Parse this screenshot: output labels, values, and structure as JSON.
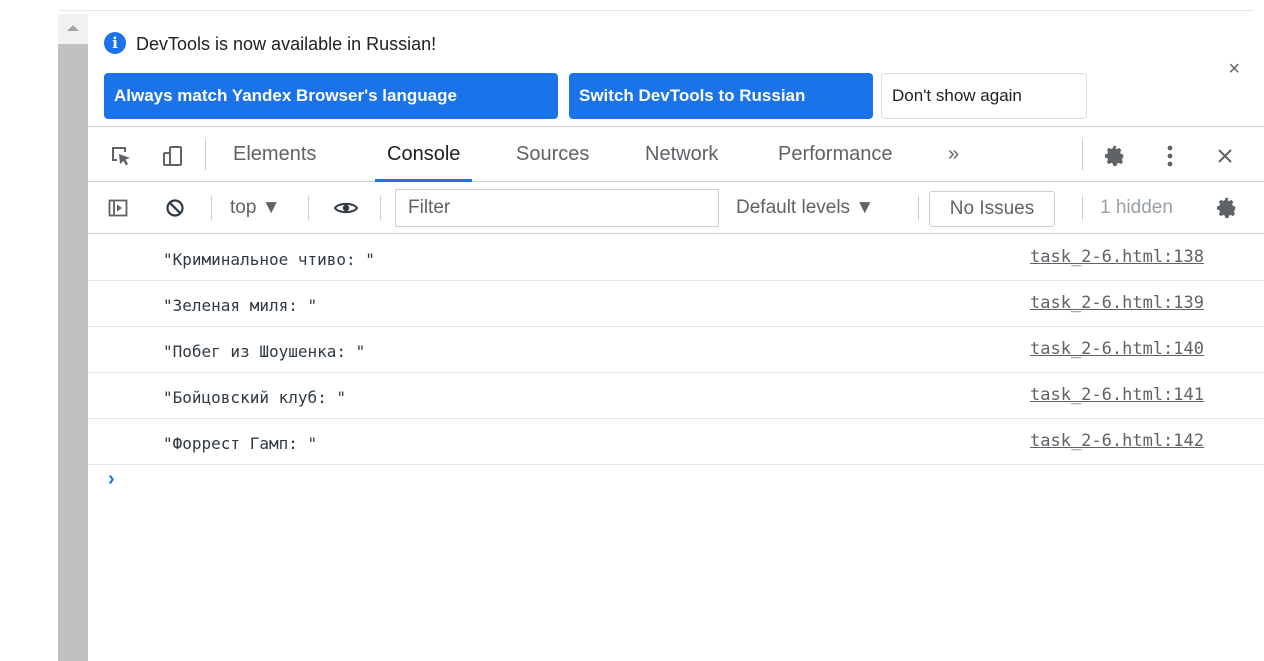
{
  "infobar": {
    "message": "DevTools is now available in Russian!",
    "info_icon": "i",
    "buttons": {
      "always_match": "Always match Yandex Browser's language",
      "switch": "Switch DevTools to Russian",
      "dont_show": "Don't show again"
    },
    "close_glyph": "×"
  },
  "tabs": {
    "elements": "Elements",
    "console": "Console",
    "sources": "Sources",
    "network": "Network",
    "performance": "Performance",
    "more": "»"
  },
  "console_toolbar": {
    "context": "top ▼",
    "filter_placeholder": "Filter",
    "levels": "Default levels ▼",
    "issues": "No Issues",
    "hidden": "1 hidden"
  },
  "messages": [
    {
      "text": "\"Криминальное чтиво: \"",
      "source": "task_2-6.html:138"
    },
    {
      "text": "\"Зеленая миля: \"",
      "source": "task_2-6.html:139"
    },
    {
      "text": "\"Побег из Шоушенка: \"",
      "source": "task_2-6.html:140"
    },
    {
      "text": "\"Бойцовский клуб: \"",
      "source": "task_2-6.html:141"
    },
    {
      "text": "\"Форрест Гамп: \"",
      "source": "task_2-6.html:142"
    }
  ],
  "prompt_glyph": "›",
  "colors": {
    "accent": "#1a73e8",
    "toolbar_border": "#cacdd1",
    "text": "#303942"
  }
}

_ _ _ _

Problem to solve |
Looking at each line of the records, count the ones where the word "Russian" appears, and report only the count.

Exercise answer |
2